What you have to do ▸ What is needed here is a word-for-word copy of all the entries below.

Task material ▸
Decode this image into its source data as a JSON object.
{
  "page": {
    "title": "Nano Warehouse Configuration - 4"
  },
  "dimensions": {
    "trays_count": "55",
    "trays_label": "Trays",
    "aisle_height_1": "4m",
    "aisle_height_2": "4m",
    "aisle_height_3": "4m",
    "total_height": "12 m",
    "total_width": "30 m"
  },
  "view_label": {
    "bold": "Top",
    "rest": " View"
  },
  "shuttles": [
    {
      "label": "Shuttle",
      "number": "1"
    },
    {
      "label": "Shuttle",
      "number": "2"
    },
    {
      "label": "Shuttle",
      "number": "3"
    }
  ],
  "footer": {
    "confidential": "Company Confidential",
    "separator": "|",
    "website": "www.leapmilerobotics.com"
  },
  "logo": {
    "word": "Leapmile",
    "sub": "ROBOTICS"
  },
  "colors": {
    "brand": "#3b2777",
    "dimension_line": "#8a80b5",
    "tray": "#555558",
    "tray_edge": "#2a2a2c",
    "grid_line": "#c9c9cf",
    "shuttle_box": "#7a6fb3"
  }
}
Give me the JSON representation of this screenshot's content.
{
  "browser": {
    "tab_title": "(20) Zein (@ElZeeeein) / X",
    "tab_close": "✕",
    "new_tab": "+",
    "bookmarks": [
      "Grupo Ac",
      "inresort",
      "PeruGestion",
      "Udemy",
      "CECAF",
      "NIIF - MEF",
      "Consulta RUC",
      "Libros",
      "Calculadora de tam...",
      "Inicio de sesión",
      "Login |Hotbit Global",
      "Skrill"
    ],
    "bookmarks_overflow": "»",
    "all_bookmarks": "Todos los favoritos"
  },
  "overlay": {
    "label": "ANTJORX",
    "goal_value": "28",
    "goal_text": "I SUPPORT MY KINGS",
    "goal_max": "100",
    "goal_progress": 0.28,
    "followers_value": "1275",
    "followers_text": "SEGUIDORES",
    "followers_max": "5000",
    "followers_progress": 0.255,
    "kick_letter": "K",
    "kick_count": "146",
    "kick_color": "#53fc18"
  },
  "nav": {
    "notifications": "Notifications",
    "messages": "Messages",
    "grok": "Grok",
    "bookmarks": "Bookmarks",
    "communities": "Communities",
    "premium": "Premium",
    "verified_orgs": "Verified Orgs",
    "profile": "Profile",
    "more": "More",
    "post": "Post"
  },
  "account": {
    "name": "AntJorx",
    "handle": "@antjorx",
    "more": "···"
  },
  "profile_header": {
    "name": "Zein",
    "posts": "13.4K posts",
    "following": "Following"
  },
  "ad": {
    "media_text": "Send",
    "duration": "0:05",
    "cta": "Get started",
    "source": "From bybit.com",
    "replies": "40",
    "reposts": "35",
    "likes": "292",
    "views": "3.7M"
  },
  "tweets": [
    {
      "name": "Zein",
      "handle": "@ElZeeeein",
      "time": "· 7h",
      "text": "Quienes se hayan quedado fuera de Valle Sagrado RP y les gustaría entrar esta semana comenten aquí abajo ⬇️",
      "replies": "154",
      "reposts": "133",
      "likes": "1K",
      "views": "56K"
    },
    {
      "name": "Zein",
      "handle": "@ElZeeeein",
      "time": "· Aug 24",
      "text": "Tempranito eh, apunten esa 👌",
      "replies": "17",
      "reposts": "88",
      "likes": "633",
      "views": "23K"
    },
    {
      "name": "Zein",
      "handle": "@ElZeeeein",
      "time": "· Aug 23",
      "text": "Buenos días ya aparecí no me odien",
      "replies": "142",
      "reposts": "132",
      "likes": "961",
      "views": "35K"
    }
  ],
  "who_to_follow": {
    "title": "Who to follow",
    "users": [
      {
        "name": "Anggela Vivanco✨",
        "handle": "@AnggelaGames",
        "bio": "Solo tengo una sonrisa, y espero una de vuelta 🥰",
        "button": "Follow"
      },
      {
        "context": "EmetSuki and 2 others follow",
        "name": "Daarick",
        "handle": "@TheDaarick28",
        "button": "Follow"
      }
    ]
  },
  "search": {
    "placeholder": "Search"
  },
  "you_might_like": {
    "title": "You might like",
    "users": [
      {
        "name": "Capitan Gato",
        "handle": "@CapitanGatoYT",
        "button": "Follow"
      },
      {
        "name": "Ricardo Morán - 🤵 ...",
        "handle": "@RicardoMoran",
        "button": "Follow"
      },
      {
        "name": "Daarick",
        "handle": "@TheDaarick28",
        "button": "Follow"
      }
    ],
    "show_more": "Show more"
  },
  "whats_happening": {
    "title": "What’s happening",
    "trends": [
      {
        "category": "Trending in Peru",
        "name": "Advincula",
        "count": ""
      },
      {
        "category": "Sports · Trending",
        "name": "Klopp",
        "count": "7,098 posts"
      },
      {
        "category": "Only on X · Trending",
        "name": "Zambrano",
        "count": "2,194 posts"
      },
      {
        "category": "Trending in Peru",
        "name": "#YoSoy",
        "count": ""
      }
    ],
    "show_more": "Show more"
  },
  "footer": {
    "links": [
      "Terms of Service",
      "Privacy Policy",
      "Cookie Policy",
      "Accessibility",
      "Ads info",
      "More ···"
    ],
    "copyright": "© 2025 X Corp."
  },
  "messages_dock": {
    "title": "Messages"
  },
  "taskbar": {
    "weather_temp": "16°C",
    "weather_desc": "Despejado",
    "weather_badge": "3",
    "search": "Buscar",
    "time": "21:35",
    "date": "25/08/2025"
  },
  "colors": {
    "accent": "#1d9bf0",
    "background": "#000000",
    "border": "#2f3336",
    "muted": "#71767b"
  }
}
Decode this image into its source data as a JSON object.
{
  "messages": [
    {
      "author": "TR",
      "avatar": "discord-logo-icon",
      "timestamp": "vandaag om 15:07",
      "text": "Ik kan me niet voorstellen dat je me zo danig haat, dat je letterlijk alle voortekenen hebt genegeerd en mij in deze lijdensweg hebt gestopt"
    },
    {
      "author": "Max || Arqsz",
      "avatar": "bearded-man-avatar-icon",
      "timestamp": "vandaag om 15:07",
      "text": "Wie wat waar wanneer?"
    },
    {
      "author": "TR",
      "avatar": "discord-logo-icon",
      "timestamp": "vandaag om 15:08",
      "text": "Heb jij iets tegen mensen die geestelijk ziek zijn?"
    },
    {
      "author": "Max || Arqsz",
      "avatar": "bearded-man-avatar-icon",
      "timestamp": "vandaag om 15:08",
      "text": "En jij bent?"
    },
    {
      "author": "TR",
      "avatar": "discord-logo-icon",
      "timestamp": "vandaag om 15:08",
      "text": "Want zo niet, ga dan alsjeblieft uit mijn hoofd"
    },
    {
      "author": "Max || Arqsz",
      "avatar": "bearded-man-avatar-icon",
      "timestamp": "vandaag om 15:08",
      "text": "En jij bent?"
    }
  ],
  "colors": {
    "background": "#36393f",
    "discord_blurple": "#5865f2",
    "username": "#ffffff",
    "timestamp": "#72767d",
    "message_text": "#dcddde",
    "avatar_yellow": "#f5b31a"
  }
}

Answer box ▸
Decode this image into its source data as a JSON object.
{
  "page": {
    "title": "Nano Warehouse Configuration - 4"
  },
  "dimensions": {
    "trays_count": "55",
    "trays_label": "Trays",
    "aisle_height_1": "4m",
    "aisle_height_2": "4m",
    "aisle_height_3": "4m",
    "total_height": "12 m",
    "total_width": "30 m"
  },
  "view_label": {
    "bold": "Top",
    "rest": " View"
  },
  "shuttles": [
    {
      "label": "Shuttle",
      "number": "1"
    },
    {
      "label": "Shuttle",
      "number": "2"
    },
    {
      "label": "Shuttle",
      "number": "3"
    }
  ],
  "footer": {
    "confidential": "Company Confidential",
    "separator": "|",
    "website": "www.leapmilerobotics.com"
  },
  "logo": {
    "word": "Leapmile",
    "sub": "ROBOTICS"
  },
  "colors": {
    "brand": "#3b2777",
    "dimension_line": "#8a80b5",
    "tray": "#555558",
    "tray_edge": "#2a2a2c",
    "grid_line": "#c9c9cf",
    "shuttle_box": "#7a6fb3"
  }
}
Give me the JSON representation of this screenshot's content.
{
  "browser": {
    "tab_title": "(20) Zein (@ElZeeeein) / X",
    "tab_close": "✕",
    "new_tab": "+",
    "bookmarks": [
      "Grupo Ac",
      "inresort",
      "PeruGestion",
      "Udemy",
      "CECAF",
      "NIIF - MEF",
      "Consulta RUC",
      "Libros",
      "Calculadora de tam...",
      "Inicio de sesión",
      "Login |Hotbit Global",
      "Skrill"
    ],
    "bookmarks_overflow": "»",
    "all_bookmarks": "Todos los favoritos"
  },
  "overlay": {
    "label": "ANTJORX",
    "goal_value": "28",
    "goal_text": "I SUPPORT MY KINGS",
    "goal_max": "100",
    "goal_progress": 0.28,
    "followers_value": "1275",
    "followers_text": "SEGUIDORES",
    "followers_max": "5000",
    "followers_progress": 0.255,
    "kick_letter": "K",
    "kick_count": "146",
    "kick_color": "#53fc18"
  },
  "nav": {
    "notifications": "Notifications",
    "messages": "Messages",
    "grok": "Grok",
    "bookmarks": "Bookmarks",
    "communities": "Communities",
    "premium": "Premium",
    "verified_orgs": "Verified Orgs",
    "profile": "Profile",
    "more": "More",
    "post": "Post"
  },
  "account": {
    "name": "AntJorx",
    "handle": "@antjorx",
    "more": "···"
  },
  "profile_header": {
    "name": "Zein",
    "posts": "13.4K posts",
    "following": "Following"
  },
  "ad": {
    "media_text": "Send",
    "duration": "0:05",
    "cta": "Get started",
    "source": "From bybit.com",
    "replies": "40",
    "reposts": "35",
    "likes": "292",
    "views": "3.7M"
  },
  "tweets": [
    {
      "name": "Zein",
      "handle": "@ElZeeeein",
      "time": "· 7h",
      "text": "Quienes se hayan quedado fuera de Valle Sagrado RP y les gustaría entrar esta semana comenten aquí abajo ⬇️",
      "replies": "154",
      "reposts": "133",
      "likes": "1K",
      "views": "56K"
    },
    {
      "name": "Zein",
      "handle": "@ElZeeeein",
      "time": "· Aug 24",
      "text": "Tempranito eh, apunten esa 👌",
      "replies": "17",
      "reposts": "88",
      "likes": "633",
      "views": "23K"
    },
    {
      "name": "Zein",
      "handle": "@ElZeeeein",
      "time": "· Aug 23",
      "text": "Buenos días ya aparecí no me odien",
      "replies": "142",
      "reposts": "132",
      "likes": "961",
      "views": "35K"
    }
  ],
  "who_to_follow": {
    "title": "Who to follow",
    "users": [
      {
        "name": "Anggela Vivanco✨",
        "handle": "@AnggelaGames",
        "bio": "Solo tengo una sonrisa, y espero una de vuelta 🥰",
        "button": "Follow"
      },
      {
        "context": "EmetSuki and 2 others follow",
        "name": "Daarick",
        "handle": "@TheDaarick28",
        "button": "Follow"
      }
    ]
  },
  "search": {
    "placeholder": "Search"
  },
  "you_might_like": {
    "title": "You might like",
    "users": [
      {
        "name": "Capitan Gato",
        "handle": "@CapitanGatoYT",
        "button": "Follow"
      },
      {
        "name": "Ricardo Morán - 🤵 ...",
        "handle": "@RicardoMoran",
        "button": "Follow"
      },
      {
        "name": "Daarick",
        "handle": "@TheDaarick28",
        "button": "Follow"
      }
    ],
    "show_more": "Show more"
  },
  "whats_happening": {
    "title": "What’s happening",
    "trends": [
      {
        "category": "Trending in Peru",
        "name": "Advincula",
        "count": ""
      },
      {
        "category": "Sports · Trending",
        "name": "Klopp",
        "count": "7,098 posts"
      },
      {
        "category": "Only on X · Trending",
        "name": "Zambrano",
        "count": "2,194 posts"
      },
      {
        "category": "Trending in Peru",
        "name": "#YoSoy",
        "count": ""
      }
    ],
    "show_more": "Show more"
  },
  "footer": {
    "links": [
      "Terms of Service",
      "Privacy Policy",
      "Cookie Policy",
      "Accessibility",
      "Ads info",
      "More ···"
    ],
    "copyright": "© 2025 X Corp."
  },
  "messages_dock": {
    "title": "Messages"
  },
  "taskbar": {
    "weather_temp": "16°C",
    "weather_desc": "Despejado",
    "weather_badge": "3",
    "search": "Buscar",
    "time": "21:35",
    "date": "25/08/2025"
  },
  "colors": {
    "accent": "#1d9bf0",
    "background": "#000000",
    "border": "#2f3336",
    "muted": "#71767b"
  }
}
Decode this image into its source data as a JSON object.
{
  "messages": [
    {
      "author": "TR",
      "avatar": "discord-logo-icon",
      "timestamp": "vandaag om 15:07",
      "text": "Ik kan me niet voorstellen dat je me zo danig haat, dat je letterlijk alle voortekenen hebt genegeerd en mij in deze lijdensweg hebt gestopt"
    },
    {
      "author": "Max || Arqsz",
      "avatar": "bearded-man-avatar-icon",
      "timestamp": "vandaag om 15:07",
      "text": "Wie wat waar wanneer?"
    },
    {
      "author": "TR",
      "avatar": "discord-logo-icon",
      "timestamp": "vandaag om 15:08",
      "text": "Heb jij iets tegen mensen die geestelijk ziek zijn?"
    },
    {
      "author": "Max || Arqsz",
      "avatar": "bearded-man-avatar-icon",
      "timestamp": "vandaag om 15:08",
      "text": "En jij bent?"
    },
    {
      "author": "TR",
      "avatar": "discord-logo-icon",
      "timestamp": "vandaag om 15:08",
      "text": "Want zo niet, ga dan alsjeblieft uit mijn hoofd"
    },
    {
      "author": "Max || Arqsz",
      "avatar": "bearded-man-avatar-icon",
      "timestamp": "vandaag om 15:08",
      "text": "En jij bent?"
    }
  ],
  "colors": {
    "background": "#36393f",
    "discord_blurple": "#5865f2",
    "username": "#ffffff",
    "timestamp": "#72767d",
    "message_text": "#dcddde",
    "avatar_yellow": "#f5b31a"
  }
}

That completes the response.